Massachusetts Millionaire's Tax Funds Free K-12 School Lunches

A 'millionaire's tax' passed in Massachusetts last year is already paying off — for K-12 public school students.

picture of healthy school lunch on a tray
(Image credit: Getty Images)

Kids in Massachusetts public schools will continue to receive free school lunches primarily thanks to a “millionaires tax.” Public school students in grades K-12 have benefitted from free meals since the pandemic. However, the FY24 budget signed in early August by Massachusetts Gov. Maura Healey containing $224 million for education programs will make those free meals permanent. 

The proceeds for the meals come from about a billion dollars in new revenue generated by an extra 4% income tax on certain high earners in the Bay State. Some funds from the so-called “millionaire’s tax” passed last year, will also support transportation initiatives in Massachusetts.

Rep. Jim McGovern said in a statement regarding universal free school meals, that kids in Massachusetts should be able to focus on learning and growing and not worry about where their next meal will come from. 

Subscribe to Kiplinger’s Personal Finance

Be a smarter, better informed investor.

Save up to 74%

Sign up for Kiplinger’s Free E-Newsletters

Profit and prosper with the best of expert advice on investing, taxes, retirement, personal finance and more - straight to your e-mail.

Profit and prosper with the best of expert advice - straight to your e-mail.

Sign up

“No child in Massachusetts will ever have to wonder how to get through the school day on an empty stomach,” McGovern stated.

According to data from the hunger relief organization Feeding America, over 100,000 children in Massachusetts face hunger. Another anti-hunger group, Project Bread, reports that more than 25% of Massachusetts households with children are currently dealing with food insecurity. 

How much millionaires in Massachusetts pay in taxes 

Massachusetts voters approved the Fair Share Amendment (also known as the “millionaires' tax” or “fair share tax”) last year. The measure changed the Massachusetts constitution by adding a 4% tax on income over $1 million. 

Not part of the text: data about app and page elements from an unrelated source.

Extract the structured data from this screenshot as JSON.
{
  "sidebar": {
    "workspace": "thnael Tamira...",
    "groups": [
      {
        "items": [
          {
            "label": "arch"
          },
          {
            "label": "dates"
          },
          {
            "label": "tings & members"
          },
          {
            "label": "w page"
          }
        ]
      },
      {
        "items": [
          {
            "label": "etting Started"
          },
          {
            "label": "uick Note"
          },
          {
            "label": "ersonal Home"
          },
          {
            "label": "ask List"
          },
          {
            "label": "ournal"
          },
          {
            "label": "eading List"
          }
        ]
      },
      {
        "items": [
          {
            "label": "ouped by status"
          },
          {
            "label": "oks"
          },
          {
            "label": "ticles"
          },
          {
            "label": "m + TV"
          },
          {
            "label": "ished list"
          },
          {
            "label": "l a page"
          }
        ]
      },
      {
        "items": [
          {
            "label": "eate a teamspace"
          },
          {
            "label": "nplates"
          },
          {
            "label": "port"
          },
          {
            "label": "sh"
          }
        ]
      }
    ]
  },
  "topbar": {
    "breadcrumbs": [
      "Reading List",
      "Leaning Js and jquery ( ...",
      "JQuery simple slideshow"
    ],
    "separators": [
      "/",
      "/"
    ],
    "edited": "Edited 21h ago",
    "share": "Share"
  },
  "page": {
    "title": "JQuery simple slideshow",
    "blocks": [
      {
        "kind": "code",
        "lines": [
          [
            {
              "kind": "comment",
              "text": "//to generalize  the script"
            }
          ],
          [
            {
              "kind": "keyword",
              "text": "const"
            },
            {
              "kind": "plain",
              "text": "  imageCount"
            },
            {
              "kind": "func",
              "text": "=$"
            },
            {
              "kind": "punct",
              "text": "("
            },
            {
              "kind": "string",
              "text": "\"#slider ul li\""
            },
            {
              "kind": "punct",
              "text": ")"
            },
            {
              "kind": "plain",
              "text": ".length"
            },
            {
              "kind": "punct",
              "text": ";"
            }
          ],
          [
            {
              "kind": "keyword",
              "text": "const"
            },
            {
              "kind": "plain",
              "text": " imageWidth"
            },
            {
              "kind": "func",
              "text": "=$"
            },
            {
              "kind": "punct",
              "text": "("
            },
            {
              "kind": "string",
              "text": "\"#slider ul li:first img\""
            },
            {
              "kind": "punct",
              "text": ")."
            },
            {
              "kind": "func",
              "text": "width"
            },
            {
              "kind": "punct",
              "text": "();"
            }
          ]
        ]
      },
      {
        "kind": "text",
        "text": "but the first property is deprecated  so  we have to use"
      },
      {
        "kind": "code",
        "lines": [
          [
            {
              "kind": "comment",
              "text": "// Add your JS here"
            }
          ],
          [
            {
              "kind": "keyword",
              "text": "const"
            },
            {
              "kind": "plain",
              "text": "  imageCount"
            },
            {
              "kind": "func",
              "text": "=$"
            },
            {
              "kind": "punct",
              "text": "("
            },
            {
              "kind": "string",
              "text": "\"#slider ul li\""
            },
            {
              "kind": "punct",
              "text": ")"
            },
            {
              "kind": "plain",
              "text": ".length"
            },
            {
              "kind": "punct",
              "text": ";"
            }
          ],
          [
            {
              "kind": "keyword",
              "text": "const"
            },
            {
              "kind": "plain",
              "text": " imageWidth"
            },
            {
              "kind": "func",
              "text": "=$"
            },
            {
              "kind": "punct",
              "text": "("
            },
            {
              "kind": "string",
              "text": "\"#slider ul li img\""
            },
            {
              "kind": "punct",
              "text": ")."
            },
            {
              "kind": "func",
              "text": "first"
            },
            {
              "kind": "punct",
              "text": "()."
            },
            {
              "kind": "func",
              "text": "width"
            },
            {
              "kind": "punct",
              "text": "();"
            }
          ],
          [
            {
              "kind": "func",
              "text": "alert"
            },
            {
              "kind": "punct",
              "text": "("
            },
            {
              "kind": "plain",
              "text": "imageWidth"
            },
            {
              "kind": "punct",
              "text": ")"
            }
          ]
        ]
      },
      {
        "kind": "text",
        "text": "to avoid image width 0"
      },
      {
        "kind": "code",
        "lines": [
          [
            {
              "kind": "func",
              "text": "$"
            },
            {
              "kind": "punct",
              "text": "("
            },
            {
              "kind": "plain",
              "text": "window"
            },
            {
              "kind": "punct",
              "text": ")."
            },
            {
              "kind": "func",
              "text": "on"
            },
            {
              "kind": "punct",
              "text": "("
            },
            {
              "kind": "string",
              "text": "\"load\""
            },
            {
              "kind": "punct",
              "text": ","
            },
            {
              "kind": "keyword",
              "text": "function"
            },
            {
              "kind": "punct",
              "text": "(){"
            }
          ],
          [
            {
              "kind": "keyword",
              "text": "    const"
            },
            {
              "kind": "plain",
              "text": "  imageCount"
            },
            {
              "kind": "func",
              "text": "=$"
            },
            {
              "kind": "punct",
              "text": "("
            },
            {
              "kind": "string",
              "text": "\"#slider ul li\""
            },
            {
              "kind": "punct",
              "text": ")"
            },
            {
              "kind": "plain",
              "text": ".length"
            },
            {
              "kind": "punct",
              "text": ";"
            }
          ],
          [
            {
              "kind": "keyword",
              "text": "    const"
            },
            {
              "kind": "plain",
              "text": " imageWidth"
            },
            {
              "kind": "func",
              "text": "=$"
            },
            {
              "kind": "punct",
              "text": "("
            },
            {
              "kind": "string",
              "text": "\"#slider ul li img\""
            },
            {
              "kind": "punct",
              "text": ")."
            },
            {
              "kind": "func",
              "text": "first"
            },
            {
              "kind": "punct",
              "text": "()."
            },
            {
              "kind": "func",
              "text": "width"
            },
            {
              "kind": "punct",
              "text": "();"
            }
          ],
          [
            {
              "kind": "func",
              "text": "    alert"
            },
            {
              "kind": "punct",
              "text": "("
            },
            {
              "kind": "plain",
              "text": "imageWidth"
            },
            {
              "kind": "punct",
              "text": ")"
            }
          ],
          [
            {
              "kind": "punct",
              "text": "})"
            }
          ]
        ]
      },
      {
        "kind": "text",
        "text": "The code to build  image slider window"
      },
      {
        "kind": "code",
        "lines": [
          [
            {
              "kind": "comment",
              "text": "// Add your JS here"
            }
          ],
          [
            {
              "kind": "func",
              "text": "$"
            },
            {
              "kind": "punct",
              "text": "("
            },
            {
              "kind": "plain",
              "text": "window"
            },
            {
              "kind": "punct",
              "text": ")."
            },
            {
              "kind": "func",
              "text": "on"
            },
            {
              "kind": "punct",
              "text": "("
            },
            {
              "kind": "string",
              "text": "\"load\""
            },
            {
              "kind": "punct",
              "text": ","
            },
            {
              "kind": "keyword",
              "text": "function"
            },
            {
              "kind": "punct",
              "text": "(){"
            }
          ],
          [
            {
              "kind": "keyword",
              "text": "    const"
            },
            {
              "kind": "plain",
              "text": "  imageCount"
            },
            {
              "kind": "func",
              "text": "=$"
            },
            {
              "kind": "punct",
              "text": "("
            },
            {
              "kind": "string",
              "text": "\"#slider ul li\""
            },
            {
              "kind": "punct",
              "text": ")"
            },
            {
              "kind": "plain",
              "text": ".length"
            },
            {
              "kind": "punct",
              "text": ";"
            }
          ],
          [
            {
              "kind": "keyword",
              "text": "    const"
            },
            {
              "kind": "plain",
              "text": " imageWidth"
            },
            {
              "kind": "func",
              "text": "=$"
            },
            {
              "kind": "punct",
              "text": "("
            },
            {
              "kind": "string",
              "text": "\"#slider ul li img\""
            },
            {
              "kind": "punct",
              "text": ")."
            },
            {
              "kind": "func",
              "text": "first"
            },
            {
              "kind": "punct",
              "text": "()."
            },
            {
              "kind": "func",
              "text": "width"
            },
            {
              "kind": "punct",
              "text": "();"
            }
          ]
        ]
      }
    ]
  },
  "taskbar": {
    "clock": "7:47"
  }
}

The tax became effective at the beginning of 2023 and is expected to generate around $2 billion in revenue for education and public transportation initiatives.

  • For 2023, since the Massachusetts personal income tax rate is 5% on earned and unearned income, high earners pay an additional 4% on income exceeding a million dollars. 
  • So, the Massachusetts income tax rate on the portion of income exceeding $1 million is 9%. 
  • According to the Massachusetts Department of Revenue, a little over 18,000 residents in the Commonwealth have income over the one-million-dollar threshold.

Are millionaires leaving high-tax states? The argument against taxes like this one in high-tax states is that residents will flee to states with lower tax burdens. A report from the Massachusetts Taxpayers Foundation found that over 110,000 residents left Massachusetts during the first two years of the COVID-19 pandemic. Most of those residents were reportedly between the ages of 26 and 35. 

Surveys show varied reasons for migration from state to state, including the cost of living, proximity to relatives, etc. But Kiplinger has reported that, according to IRS migration data, states with lower tax burdens have attracted millions of residents from high-tax states in recent years.

However, the question of whether higher earners leave states primarily due to taxes is an open one. A Center on Budget and Policy Priorities (CBPP) report finds that state taxes have a minimal impact on people’s decisions to move to different states.  

Which states provide universal free lunch? 

According to the Food Research & Action Center data, seven states, including California, Colorado, Maine, Michigan, Minnesota, New Mexico, and Vermont, have adopted universal free meals for public school students. 

Massachusetts joins those states and will offer free breakfast and lunch to students who, according to the School Nutrition Association, would normally pay up to $1.80 for breakfast at school and up to $3.00 each day for school lunch. 

Related Content

Kelley R. Taylor
Senior Tax Editor,

As the senior tax editor at, Kelley R. Taylor simplifies federal and state tax information, news, and developments to help empower readers. Kelley has over two decades of experience advising on and covering education, law, finance, and tax as a corporate attorney and business journalist.